Data records
============================================================

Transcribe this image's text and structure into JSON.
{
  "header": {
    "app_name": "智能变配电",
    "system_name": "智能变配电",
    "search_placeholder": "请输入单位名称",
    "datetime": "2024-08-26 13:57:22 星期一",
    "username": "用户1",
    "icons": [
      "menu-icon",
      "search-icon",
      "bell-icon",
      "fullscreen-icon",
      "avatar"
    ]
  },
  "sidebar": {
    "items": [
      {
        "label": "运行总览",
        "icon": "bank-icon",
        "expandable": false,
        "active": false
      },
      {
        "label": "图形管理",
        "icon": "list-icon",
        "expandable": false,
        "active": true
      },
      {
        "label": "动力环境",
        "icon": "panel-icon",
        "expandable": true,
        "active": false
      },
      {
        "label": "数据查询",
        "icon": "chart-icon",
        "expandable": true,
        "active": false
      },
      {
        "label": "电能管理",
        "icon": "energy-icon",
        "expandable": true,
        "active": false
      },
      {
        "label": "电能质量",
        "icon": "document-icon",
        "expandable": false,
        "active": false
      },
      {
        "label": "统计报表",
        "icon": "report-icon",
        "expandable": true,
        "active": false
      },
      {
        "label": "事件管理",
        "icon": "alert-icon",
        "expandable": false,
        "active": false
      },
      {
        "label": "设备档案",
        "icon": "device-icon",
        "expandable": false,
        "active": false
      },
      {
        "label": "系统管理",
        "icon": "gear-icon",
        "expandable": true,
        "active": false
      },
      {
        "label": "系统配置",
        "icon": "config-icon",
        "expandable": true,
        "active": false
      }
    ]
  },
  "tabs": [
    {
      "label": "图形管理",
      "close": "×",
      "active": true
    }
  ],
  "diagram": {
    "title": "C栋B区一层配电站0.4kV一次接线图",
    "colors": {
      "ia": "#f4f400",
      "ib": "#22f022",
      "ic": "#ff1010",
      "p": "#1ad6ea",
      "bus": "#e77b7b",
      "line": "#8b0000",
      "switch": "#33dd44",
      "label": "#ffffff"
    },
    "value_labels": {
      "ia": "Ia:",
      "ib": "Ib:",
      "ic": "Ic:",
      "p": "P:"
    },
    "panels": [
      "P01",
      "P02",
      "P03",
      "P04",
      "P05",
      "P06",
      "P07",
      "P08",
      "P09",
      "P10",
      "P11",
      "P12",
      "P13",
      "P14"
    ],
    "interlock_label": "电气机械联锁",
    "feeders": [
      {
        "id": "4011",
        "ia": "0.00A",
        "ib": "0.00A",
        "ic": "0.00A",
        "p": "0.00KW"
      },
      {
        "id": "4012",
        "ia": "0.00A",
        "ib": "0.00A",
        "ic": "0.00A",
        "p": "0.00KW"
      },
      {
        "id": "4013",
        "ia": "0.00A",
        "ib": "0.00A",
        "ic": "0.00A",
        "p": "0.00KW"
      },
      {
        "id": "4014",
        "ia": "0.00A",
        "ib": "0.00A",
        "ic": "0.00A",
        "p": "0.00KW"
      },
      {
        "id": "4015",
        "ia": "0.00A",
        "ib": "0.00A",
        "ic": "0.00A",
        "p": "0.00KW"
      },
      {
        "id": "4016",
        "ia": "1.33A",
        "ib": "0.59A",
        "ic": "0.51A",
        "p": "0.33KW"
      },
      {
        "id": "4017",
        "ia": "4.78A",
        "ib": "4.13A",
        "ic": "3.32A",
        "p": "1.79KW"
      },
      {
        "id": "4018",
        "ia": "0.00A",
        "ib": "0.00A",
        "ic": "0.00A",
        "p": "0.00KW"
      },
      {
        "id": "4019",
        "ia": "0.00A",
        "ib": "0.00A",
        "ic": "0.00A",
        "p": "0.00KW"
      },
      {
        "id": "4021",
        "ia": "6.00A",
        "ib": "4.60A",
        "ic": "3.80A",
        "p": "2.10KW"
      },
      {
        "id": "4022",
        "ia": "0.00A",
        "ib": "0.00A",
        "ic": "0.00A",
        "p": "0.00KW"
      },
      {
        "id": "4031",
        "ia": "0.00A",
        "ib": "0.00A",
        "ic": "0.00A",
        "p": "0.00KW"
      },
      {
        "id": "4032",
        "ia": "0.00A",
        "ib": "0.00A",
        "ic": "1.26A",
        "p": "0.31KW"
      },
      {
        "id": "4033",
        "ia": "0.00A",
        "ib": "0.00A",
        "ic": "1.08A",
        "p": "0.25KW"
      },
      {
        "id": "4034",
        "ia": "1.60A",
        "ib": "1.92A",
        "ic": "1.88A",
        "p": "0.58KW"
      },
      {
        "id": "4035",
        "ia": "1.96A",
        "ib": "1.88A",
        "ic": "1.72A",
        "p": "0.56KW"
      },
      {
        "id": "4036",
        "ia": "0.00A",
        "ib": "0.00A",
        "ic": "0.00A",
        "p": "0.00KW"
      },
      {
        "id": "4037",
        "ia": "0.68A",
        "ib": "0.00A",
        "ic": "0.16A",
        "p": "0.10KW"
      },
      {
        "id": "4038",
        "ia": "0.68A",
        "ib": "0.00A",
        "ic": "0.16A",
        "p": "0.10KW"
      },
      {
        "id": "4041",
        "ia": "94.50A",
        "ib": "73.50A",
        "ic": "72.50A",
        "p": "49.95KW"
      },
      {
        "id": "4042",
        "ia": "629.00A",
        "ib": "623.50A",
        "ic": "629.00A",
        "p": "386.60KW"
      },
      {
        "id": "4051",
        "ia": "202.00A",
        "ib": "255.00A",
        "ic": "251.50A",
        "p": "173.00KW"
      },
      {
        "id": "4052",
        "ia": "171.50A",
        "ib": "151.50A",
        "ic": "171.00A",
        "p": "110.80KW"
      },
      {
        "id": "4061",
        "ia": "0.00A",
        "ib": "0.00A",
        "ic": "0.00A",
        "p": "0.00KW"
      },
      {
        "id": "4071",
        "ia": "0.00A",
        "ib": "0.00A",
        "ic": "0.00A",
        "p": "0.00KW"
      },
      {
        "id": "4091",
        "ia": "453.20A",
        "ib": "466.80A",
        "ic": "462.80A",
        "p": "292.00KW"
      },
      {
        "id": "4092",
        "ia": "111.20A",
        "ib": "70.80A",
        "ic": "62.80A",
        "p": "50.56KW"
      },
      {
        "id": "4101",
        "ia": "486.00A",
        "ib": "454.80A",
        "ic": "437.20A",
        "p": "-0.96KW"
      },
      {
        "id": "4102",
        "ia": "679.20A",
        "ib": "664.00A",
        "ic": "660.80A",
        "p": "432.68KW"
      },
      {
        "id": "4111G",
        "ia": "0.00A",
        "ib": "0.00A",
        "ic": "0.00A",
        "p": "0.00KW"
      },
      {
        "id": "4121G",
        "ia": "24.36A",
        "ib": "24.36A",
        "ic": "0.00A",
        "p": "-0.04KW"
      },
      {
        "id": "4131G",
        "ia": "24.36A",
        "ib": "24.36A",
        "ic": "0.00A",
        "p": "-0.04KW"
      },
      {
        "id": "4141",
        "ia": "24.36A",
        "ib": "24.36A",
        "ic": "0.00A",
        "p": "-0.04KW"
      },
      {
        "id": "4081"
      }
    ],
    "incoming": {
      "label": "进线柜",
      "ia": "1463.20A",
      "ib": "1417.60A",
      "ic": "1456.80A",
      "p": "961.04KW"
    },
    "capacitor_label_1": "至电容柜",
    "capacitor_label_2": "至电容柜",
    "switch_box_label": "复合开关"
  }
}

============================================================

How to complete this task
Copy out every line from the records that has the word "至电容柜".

Your response
    "capacitor_label_1": "至电容柜",
    "capacitor_label_2": "至电容柜",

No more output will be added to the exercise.